PROBLEM DETAILS:
Tally the lines in the following entries that include the word "subtitle"; state only the total.

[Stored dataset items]
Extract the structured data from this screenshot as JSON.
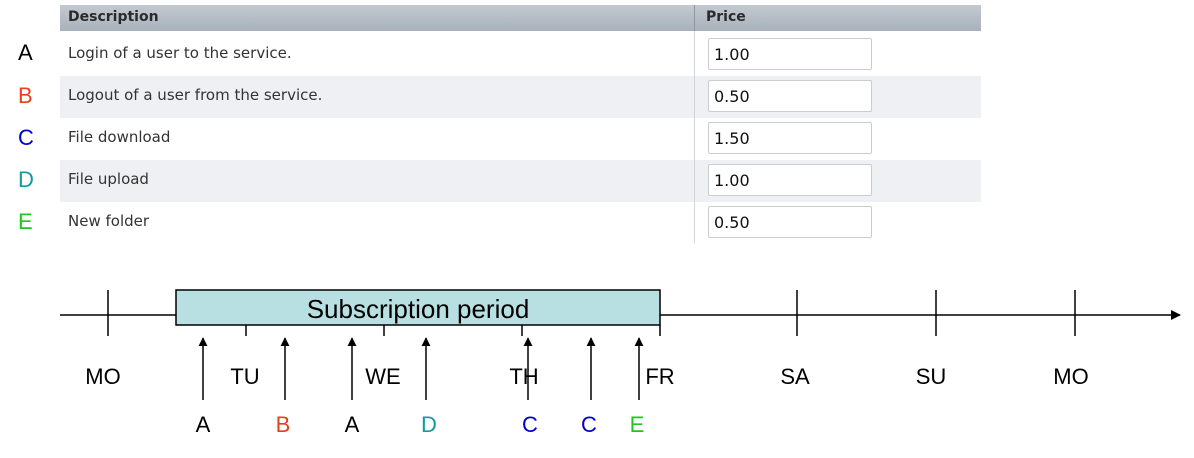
{
  "table": {
    "headers": {
      "description": "Description",
      "price": "Price"
    },
    "rows": [
      {
        "letter": "A",
        "letter_color": "#000000",
        "description": "Login of a user to the service.",
        "price": "1.00"
      },
      {
        "letter": "B",
        "letter_color": "#e8401c",
        "description": "Logout of a user from the service.",
        "price": "0.50"
      },
      {
        "letter": "C",
        "letter_color": "#0000c8",
        "description": "File download",
        "price": "1.50"
      },
      {
        "letter": "D",
        "letter_color": "#119b9b",
        "description": "File upload",
        "price": "1.00"
      },
      {
        "letter": "E",
        "letter_color": "#1fc61f",
        "description": "New folder",
        "price": "0.50"
      }
    ]
  },
  "timeline": {
    "period_label": "Subscription period",
    "period_fill": "#b8dfe2",
    "days": [
      "MO",
      "TU",
      "WE",
      "TH",
      "FR",
      "SA",
      "SU",
      "MO"
    ],
    "events": [
      {
        "letter": "A",
        "color": "#000000"
      },
      {
        "letter": "B",
        "color": "#e8401c"
      },
      {
        "letter": "A",
        "color": "#000000"
      },
      {
        "letter": "D",
        "color": "#119b9b"
      },
      {
        "letter": "C",
        "color": "#0000c8"
      },
      {
        "letter": "C",
        "color": "#0000c8"
      },
      {
        "letter": "E",
        "color": "#1fc61f"
      }
    ]
  }
}
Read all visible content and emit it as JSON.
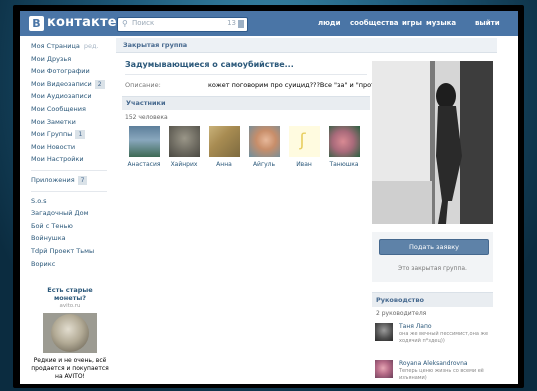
{
  "header": {
    "logo_letter": "В",
    "logo_text": "контакте",
    "search": {
      "placeholder": "Поиск",
      "count": "13"
    },
    "nav": [
      "люди",
      "сообщества",
      "игры",
      "музыка",
      "выйти"
    ]
  },
  "sidebar": {
    "items": [
      {
        "label": "Моя Страница",
        "extra": "ред."
      },
      {
        "label": "Мои Друзья"
      },
      {
        "label": "Мои Фотографии"
      },
      {
        "label": "Мои Видеозаписи",
        "badge": "2"
      },
      {
        "label": "Мои Аудиозаписи"
      },
      {
        "label": "Мои Сообщения"
      },
      {
        "label": "Мои Заметки"
      },
      {
        "label": "Мои Группы",
        "badge": "1"
      },
      {
        "label": "Мои Новости"
      },
      {
        "label": "Мои Настройки"
      }
    ],
    "apps": {
      "label": "Приложения",
      "badge": "7"
    },
    "app_items": [
      "S.o.s",
      "Загадочный Дом",
      "Бой с Тенью",
      "Войнушка",
      "Tdpй Проект Тьмы",
      "Ворикс"
    ]
  },
  "ad": {
    "title": "Есть старые монеты?",
    "site": "avito.ru",
    "description": "Редкие и не очень, всё продается и покупается на AVITO!"
  },
  "main": {
    "page_title": "Закрытая группа",
    "group_name": "Задумывающиеся о самоубийстве...",
    "description_label": "Описание:",
    "description_text": "кожет поговорим про суицид???Все \"за\" и \"против\"",
    "members_header": "Участники",
    "members_count": "152 человека",
    "members": [
      {
        "name": "Анастасия"
      },
      {
        "name": "Хайнрих"
      },
      {
        "name": "Анна"
      },
      {
        "name": "Айгуль"
      },
      {
        "name": "Иван"
      },
      {
        "name": "Танюшка"
      }
    ]
  },
  "right": {
    "join_button": "Подать заявку",
    "closed_note": "Это закрытая группа.",
    "leaders_header": "Руководство",
    "leaders_count": "2 руководителя",
    "leaders": [
      {
        "name": "Таня Лапо",
        "subtitle": "она же вечный пессимист,она же ходячий п*здец))"
      },
      {
        "name": "Royana Aleksandrovna",
        "subtitle": "Теперь ценю жизнь со всеми её изъянами)"
      }
    ]
  },
  "colors": {
    "header_bg": "#4a75a6",
    "link": "#2b587a",
    "button_bg": "#5e82a8"
  }
}
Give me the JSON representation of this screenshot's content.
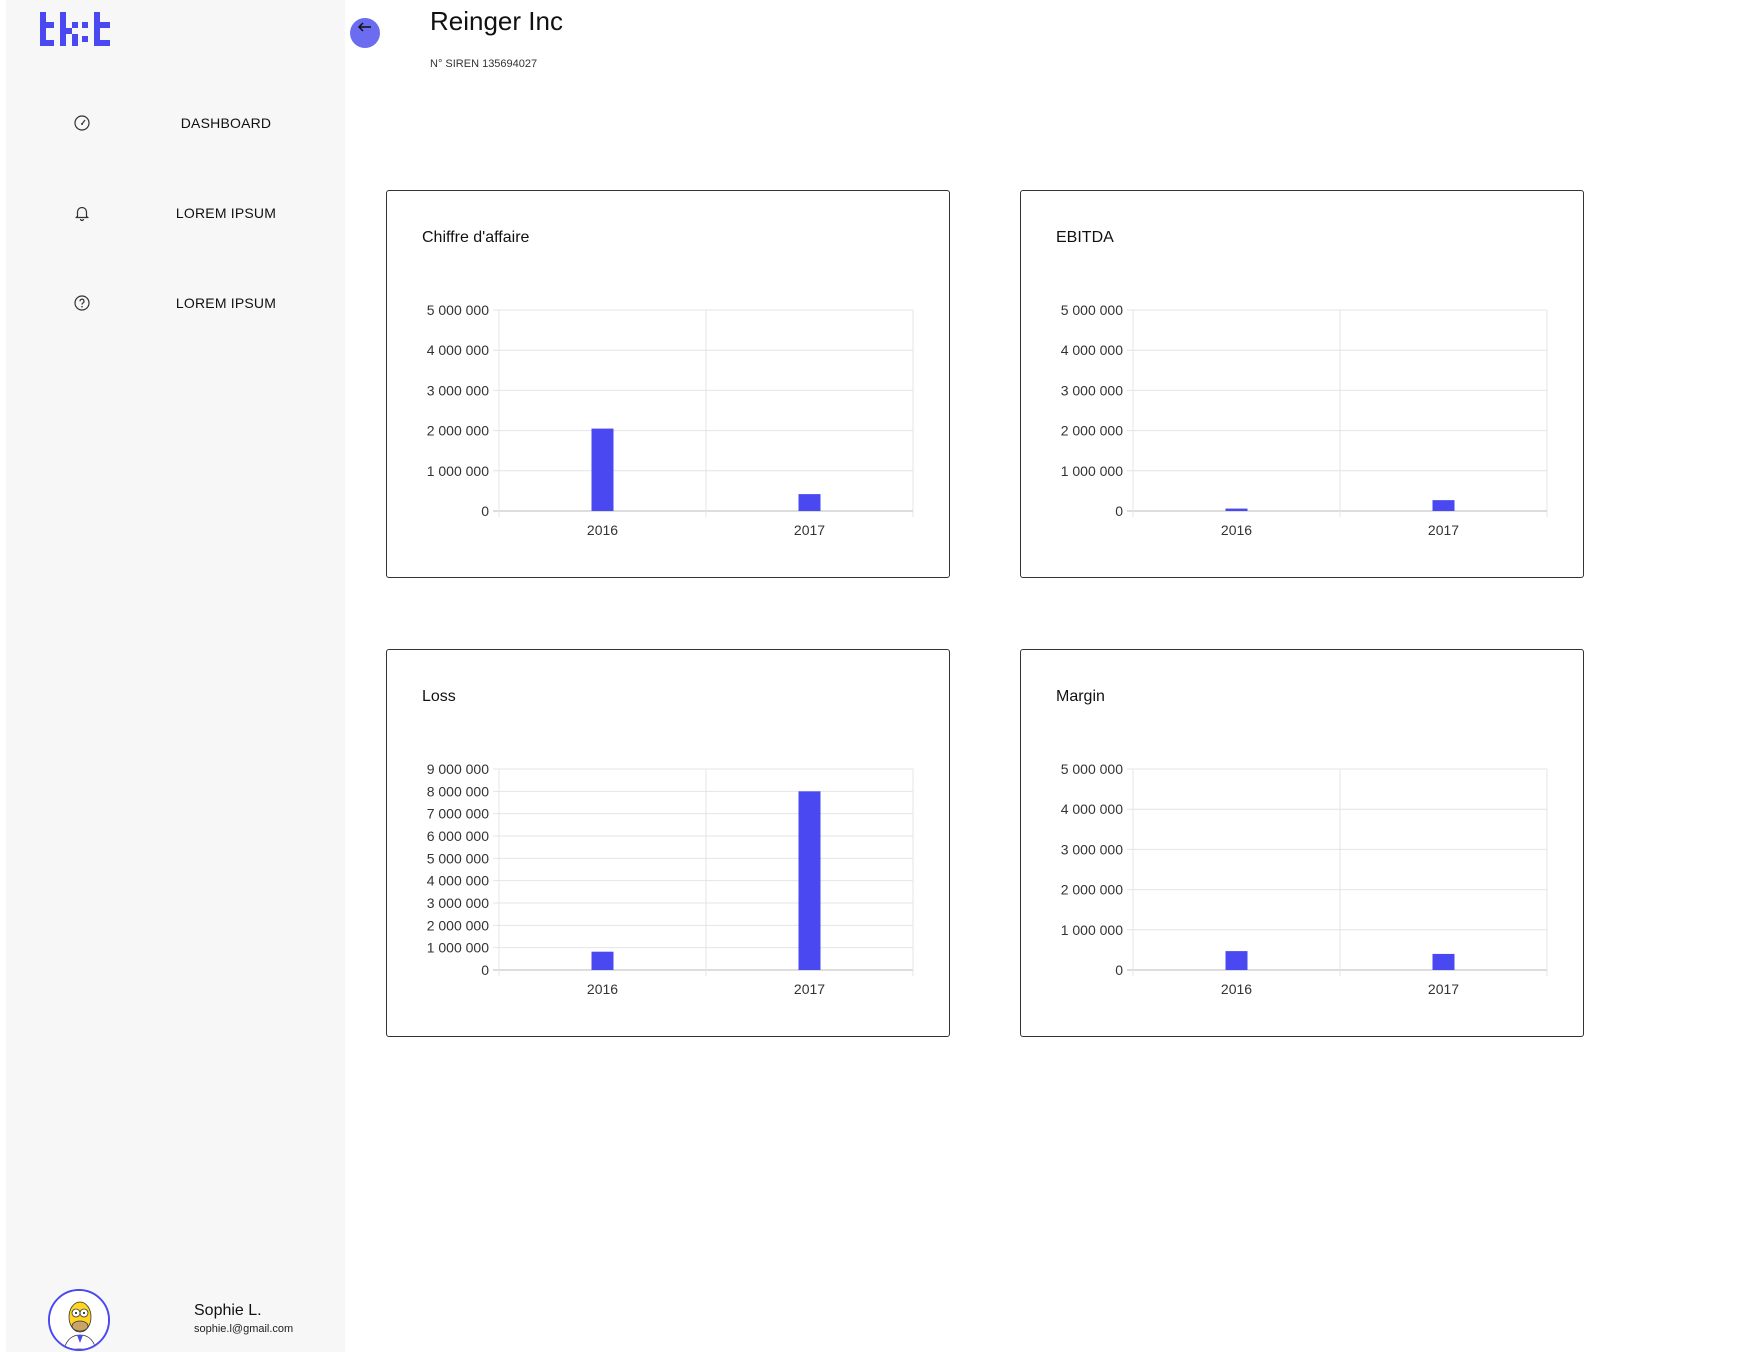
{
  "app": {
    "logo_text": "tk:t",
    "accent_color": "#4a48f0"
  },
  "sidebar": {
    "items": [
      {
        "label": "DASHBOARD",
        "icon": "gauge-icon"
      },
      {
        "label": "LOREM IPSUM",
        "icon": "bell-icon"
      },
      {
        "label": "LOREM IPSUM",
        "icon": "help-circle-icon"
      }
    ]
  },
  "user": {
    "name": "Sophie L.",
    "email": "sophie.l@gmail.com"
  },
  "header": {
    "back_icon": "arrow-left-icon",
    "company_name": "Reinger Inc",
    "siren": "N° SIREN 135694027"
  },
  "chart_data": [
    {
      "type": "bar",
      "title": "Chiffre d'affaire",
      "categories": [
        "2016",
        "2017"
      ],
      "values": [
        2050000,
        420000
      ],
      "ylim": [
        0,
        5000000
      ],
      "yticks": [
        0,
        1000000,
        2000000,
        3000000,
        4000000,
        5000000
      ],
      "ytick_labels": [
        "0",
        "1 000 000",
        "2 000 000",
        "3 000 000",
        "4 000 000",
        "5 000 000"
      ],
      "bar_color": "#4a48f0",
      "grid": true
    },
    {
      "type": "bar",
      "title": "EBITDA",
      "categories": [
        "2016",
        "2017"
      ],
      "values": [
        60000,
        270000
      ],
      "ylim": [
        0,
        5000000
      ],
      "yticks": [
        0,
        1000000,
        2000000,
        3000000,
        4000000,
        5000000
      ],
      "ytick_labels": [
        "0",
        "1 000 000",
        "2 000 000",
        "3 000 000",
        "4 000 000",
        "5 000 000"
      ],
      "bar_color": "#4a48f0",
      "grid": true
    },
    {
      "type": "bar",
      "title": "Loss",
      "categories": [
        "2016",
        "2017"
      ],
      "values": [
        820000,
        8000000
      ],
      "ylim": [
        0,
        9000000
      ],
      "yticks": [
        0,
        1000000,
        2000000,
        3000000,
        4000000,
        5000000,
        6000000,
        7000000,
        8000000,
        9000000
      ],
      "ytick_labels": [
        "0",
        "1 000 000",
        "2 000 000",
        "3 000 000",
        "4 000 000",
        "5 000 000",
        "6 000 000",
        "7 000 000",
        "8 000 000",
        "9 000 000"
      ],
      "bar_color": "#4a48f0",
      "grid": true
    },
    {
      "type": "bar",
      "title": "Margin",
      "categories": [
        "2016",
        "2017"
      ],
      "values": [
        470000,
        400000
      ],
      "ylim": [
        0,
        5000000
      ],
      "yticks": [
        0,
        1000000,
        2000000,
        3000000,
        4000000,
        5000000
      ],
      "ytick_labels": [
        "0",
        "1 000 000",
        "2 000 000",
        "3 000 000",
        "4 000 000",
        "5 000 000"
      ],
      "bar_color": "#4a48f0",
      "grid": true
    }
  ]
}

COMPLETED EXERCISE:
2